Dr Nkengasong, born in Cameroon, is the first person of African origin to head the program, which is housed in the Department of State.
His appointment is expected to boost HIV suppression efforts, especially for people living with HIV that stand a high risk of contracting severe diseases from COVID-19 as well as hospitalizations.
Compared with 2019, people reached with HIV prevention programs and services declined by 11 per cent while young people reached with prevention services declined by 12 per cent.
The 2020 Global Fund Results Report showed mothers receiving medicine to prevent transmitting HIV to their babies dropped by 4.5 per cent.
HIV testing dropped by 22 per cent, holding back HIV treatment initiation in most countries.
Dr Nkengasong who served as Director of the Africa Centers for Disease Control and Prevention, which is part of the African Union, rose to prominence during the COVID-19 pandemic as the coordinating body of the continental response; working with countries to secure tests, boost laboratory capacity, manage outbreaks, and access vaccines.
PEPFAR is a $7 billion program that is the largest single-nation commitment to fight a single disease in history.
Since its inception in 2003, the U.S. has invested over $85 billion in the global HIV/AIDS response with Kenya being a beneficiary.
According to the WHO, during the COVID pandemic, there has been a reduction and access to prevention services, testing services for HIV.
“These are the kind of services needed to restart and maintain so that all people living with HIV have access to the anti-retroviral they need,and also now start to be prioritized and have access to COVID-19 vaccines.”

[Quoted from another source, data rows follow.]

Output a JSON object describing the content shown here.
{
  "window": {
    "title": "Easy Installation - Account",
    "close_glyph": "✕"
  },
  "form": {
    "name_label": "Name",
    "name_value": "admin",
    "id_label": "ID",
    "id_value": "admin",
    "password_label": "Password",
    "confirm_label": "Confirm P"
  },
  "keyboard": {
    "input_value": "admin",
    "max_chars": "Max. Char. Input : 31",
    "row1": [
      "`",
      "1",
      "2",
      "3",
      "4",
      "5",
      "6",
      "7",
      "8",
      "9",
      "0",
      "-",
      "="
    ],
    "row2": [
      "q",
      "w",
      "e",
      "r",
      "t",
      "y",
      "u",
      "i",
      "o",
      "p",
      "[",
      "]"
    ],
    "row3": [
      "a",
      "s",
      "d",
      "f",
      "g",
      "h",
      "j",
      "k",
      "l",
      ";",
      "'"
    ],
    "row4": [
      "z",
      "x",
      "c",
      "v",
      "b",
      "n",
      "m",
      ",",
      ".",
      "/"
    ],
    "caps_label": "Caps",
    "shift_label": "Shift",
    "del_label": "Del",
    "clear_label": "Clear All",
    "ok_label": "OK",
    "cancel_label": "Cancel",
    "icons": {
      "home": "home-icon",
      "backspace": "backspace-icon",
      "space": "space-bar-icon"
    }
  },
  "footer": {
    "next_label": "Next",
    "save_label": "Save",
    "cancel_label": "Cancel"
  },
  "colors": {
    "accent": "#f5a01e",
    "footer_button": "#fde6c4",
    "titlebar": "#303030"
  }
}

Vaccines currently in the market can be used among people living with HIV and provide adequate protection with WHO further stating that they should be prioritized for early Covid vaccines, considering that people living with HIV have a 30 per cent increased risk of death if they are hospitalized.